Instructions to follow: Every record below is to be copied exactly, with its images omitted.

Page and application data records:
= = = = = = =

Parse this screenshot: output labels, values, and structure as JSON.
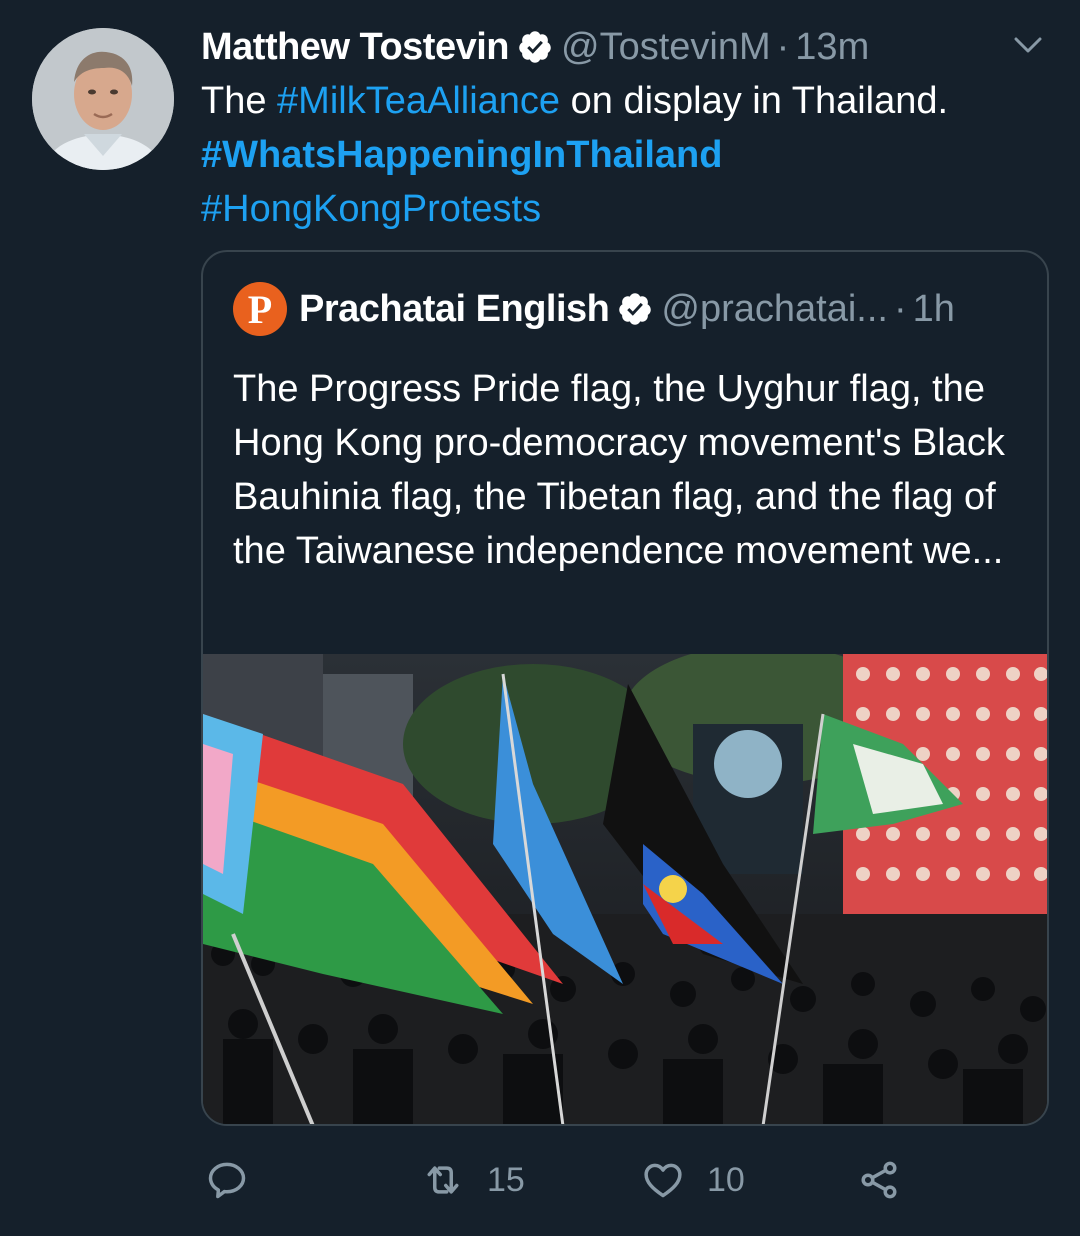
{
  "tweet": {
    "author_name": "Matthew Tostevin",
    "author_handle": "@TostevinM",
    "separator": "·",
    "time": "13m",
    "text_prefix": "The ",
    "hashtag_1": "#MilkTeaAlliance",
    "text_middle": " on display in Thailand.",
    "hashtag_2": "#WhatsHappeningInThailand",
    "hashtag_3": "#HongKongProtests"
  },
  "quoted_tweet": {
    "logo_letter": "P",
    "author_name": "Prachatai English",
    "author_handle": "@prachatai...",
    "separator": "·",
    "time": "1h",
    "text": "The Progress Pride flag, the Uyghur flag, the Hong Kong pro-democracy movement's Black Bauhinia flag, the Tibetan flag, and the flag of the Taiwanese independence movement we..."
  },
  "actions": {
    "reply_icon": "reply-icon",
    "retweet_icon": "retweet-icon",
    "retweet_count": "15",
    "like_icon": "heart-icon",
    "like_count": "10",
    "share_icon": "share-icon"
  },
  "colors": {
    "background": "#15202b",
    "link": "#1da1f2",
    "secondary_text": "#8899a6",
    "border": "#38444d",
    "logo": "#e9611e"
  }
}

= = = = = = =

Response for this exercise:
Parse this screenshot: output labels, values, and structure as JSON.
{
  "tweet": {
    "author_name": "Matthew Tostevin",
    "author_handle": "@TostevinM",
    "separator": "·",
    "time": "13m",
    "text_prefix": "The ",
    "hashtag_1": "#MilkTeaAlliance",
    "text_middle": " on display in Thailand.",
    "hashtag_2": "#WhatsHappeningInThailand",
    "hashtag_3": "#HongKongProtests"
  },
  "quoted_tweet": {
    "logo_letter": "P",
    "author_name": "Prachatai English",
    "author_handle": "@prachatai...",
    "separator": "·",
    "time": "1h",
    "text": "The Progress Pride flag, the Uyghur flag, the Hong Kong pro-democracy movement's Black Bauhinia flag, the Tibetan flag, and the flag of the Taiwanese independence movement we..."
  },
  "actions": {
    "reply_icon": "reply-icon",
    "retweet_icon": "retweet-icon",
    "retweet_count": "15",
    "like_icon": "heart-icon",
    "like_count": "10",
    "share_icon": "share-icon"
  },
  "colors": {
    "background": "#15202b",
    "link": "#1da1f2",
    "secondary_text": "#8899a6",
    "border": "#38444d",
    "logo": "#e9611e"
  }
}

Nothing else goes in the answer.